Staff members at the National Archives assured the Public Interest Declassification Board on Friday they are making progress on an electronic record management system and will be ready to receive an unprecedented number of documents and electronic records from the Bush Administration in January.
Assistant Archivist Michael Kurtz also offered his insight into changes the agency would like to see as part of the next administration’s executive order addressing declassification.
Kurtz, recognizing the pro-transparency focus of President-elect Obama, said the Archives wants to be prepared for the changes and offer input.
The current declassification order contains broad exemptions which are applied very differently within and across agencies, Kurtz and others said. An amended order could change the exemptions.
Kurtz also promoted the establishment of a new National Declassification Center as part of an amended or new executive order on classification. Such a facility would house government-wide declassification reviewers and projects and could be paid for by the agencies that classified the information.
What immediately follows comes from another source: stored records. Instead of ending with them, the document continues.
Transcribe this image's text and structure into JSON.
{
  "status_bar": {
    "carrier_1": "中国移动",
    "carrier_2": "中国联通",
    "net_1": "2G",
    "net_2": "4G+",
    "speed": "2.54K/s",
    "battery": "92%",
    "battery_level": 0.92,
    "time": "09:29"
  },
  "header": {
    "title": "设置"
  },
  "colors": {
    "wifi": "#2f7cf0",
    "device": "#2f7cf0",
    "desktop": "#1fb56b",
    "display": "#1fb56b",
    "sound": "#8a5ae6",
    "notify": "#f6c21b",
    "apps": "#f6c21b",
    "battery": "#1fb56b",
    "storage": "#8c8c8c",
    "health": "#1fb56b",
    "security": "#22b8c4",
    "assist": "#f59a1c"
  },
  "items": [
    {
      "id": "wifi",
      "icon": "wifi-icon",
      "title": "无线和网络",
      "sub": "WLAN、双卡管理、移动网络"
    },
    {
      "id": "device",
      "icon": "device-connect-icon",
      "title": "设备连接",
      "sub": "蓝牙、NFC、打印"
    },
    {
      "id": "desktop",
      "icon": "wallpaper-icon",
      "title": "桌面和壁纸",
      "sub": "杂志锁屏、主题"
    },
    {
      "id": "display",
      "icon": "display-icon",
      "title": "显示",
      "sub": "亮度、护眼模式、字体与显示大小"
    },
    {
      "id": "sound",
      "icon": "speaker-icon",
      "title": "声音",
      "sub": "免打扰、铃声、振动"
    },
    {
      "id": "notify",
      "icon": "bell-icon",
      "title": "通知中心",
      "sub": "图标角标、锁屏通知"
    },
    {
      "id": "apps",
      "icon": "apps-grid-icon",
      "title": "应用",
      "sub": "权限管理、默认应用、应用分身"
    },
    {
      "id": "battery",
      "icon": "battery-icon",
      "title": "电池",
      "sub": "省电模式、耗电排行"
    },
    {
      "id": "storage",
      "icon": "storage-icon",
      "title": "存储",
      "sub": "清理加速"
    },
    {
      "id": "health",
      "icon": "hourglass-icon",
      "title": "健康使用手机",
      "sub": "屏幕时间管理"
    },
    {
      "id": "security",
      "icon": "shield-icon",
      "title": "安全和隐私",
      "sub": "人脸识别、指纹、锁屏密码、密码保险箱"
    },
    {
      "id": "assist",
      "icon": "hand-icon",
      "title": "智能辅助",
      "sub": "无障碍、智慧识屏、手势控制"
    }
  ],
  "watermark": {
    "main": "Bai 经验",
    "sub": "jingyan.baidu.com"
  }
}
The Archives is also preparing for the release of 9/11 Commission documents on Jan. 14. It expects about 4,200 pages to be made public then. There are ongoing efforts to review the remaining documents, videos, audio records and other information the Commission used.